11/04/2010 12:37PM

Zenyatta's people: Groom Mario Espinoza and hotwalker Carmen Zamona

Above: Barbara D. Livingston. Below: Benoit & Associates.

Obsessive, reverent, laid back, indulgent -- the team behind the unbeaten mare reflects her quirky brilliance.

Groom Mario Espinoza and hotwalker Carmen Zamona | Jockey | Owners | Trainer | Exercise rider | Masseuse

When Carmen Zamona leaves her husband, Mario Espinoza, every morning, Espinoza runs off with another female, feeding her, caressing her.

“I think I spend more time with her than my wife,” Espinoza said.

The object of his affection is Zenyatta, whom Espinoza, 46, has groomed for four years, since Zenyatta was an unraced 2-year-old. Zamona, 48, is Zenyatta’s hotwalker. No one, not even trainer John Shirreffs, has been closer to Zenyatta over the years than Espinoza and Zamona.

The couple, natives of Mexico, live in Inglewood, Calif., not far from Hollywood Park. Espinoza rises between 4 and 4:30 every morning to be at work by 5, remains at the barn until 1:30 p.m., leaves briefly for lunch, then returns to oversee the late-afternoon feeding of the four horses he grooms. At 5:30, he finally heads home, where Zamona, who leaves the barn around 10 a.m. when her chores are complete, has prepared dinner.

They have been together for 15 years, since meeting at the San Luis Rey Downs training center. They have four children, two each from previous marriages. Espinoza has had several top horses in his care. While working for trainer David Hofmans, he was the groom of Cindy’s Hero, who won the 2000 Del Mar Debutante. Espinoza went to work for Shirreffs eight years ago and has hit the jackpot.

Espinoza was also the groom of Life Is Sweet, who last year won the Breeders’ Cup Ladies’ Classic in her final career start, the day before Zenyatta’s dramatic victory in the BC Classic.

“That was like a dream come true,” Espinoza said. “Last year was a good year for me.”

Espinoza is also the groom of Harmonious, who was scheduled to run Friday in the BC Filly and Mare Turf.

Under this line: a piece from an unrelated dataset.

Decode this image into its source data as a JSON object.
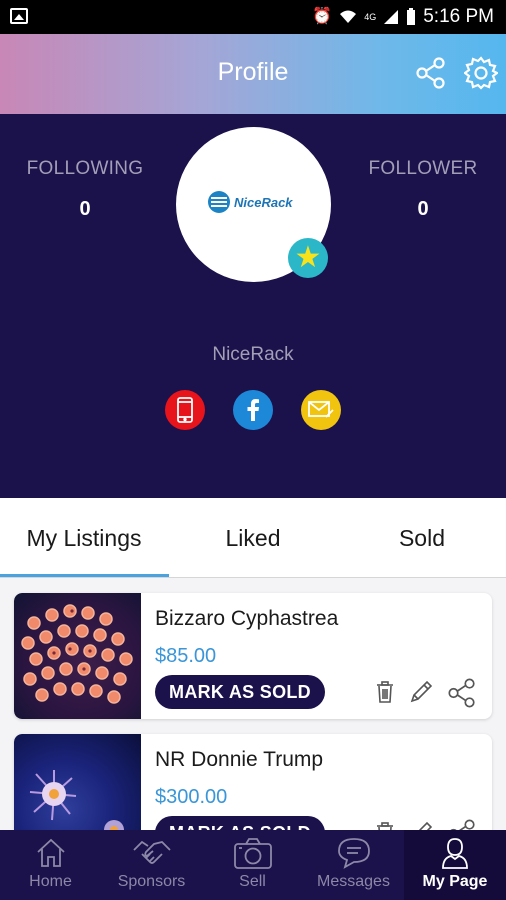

Grooms are often staked by owners and trainers to approximately 1 percent of the horses in their care, meaning Zenyatta has been worth more than $60,000 in bonus money to Espinoza. He said he has saved just about every nickel.

“I’m not going to be able to do this forever,” he said. “One day I might be sick and not be able to work. People say, ‘Why do you still drive that old car?’ It takes me from home to work. Why do I need a new car?”

Espinoza, a gentle man with a ready smile, grows pensive when thinking that his days with Zenyatta are winding down. After the Breeders’ Cup, they will return to Hollywood Park, where the Shirreffs barn can say goodbye to Zenyatta before she heads to Kentucky to be bred next spring.

“I can’t explain what this filly has meant,” Espinoza said. “I can’t think of the right word to say. Like ‘perfect,’ right? Of course I’m going to miss her. It’s going to be sad. But she’ll be happy at the farm in a big pasture. She deserves all that. She’s done a lot of things for us.”

Next: Masseuse Michelle Jensen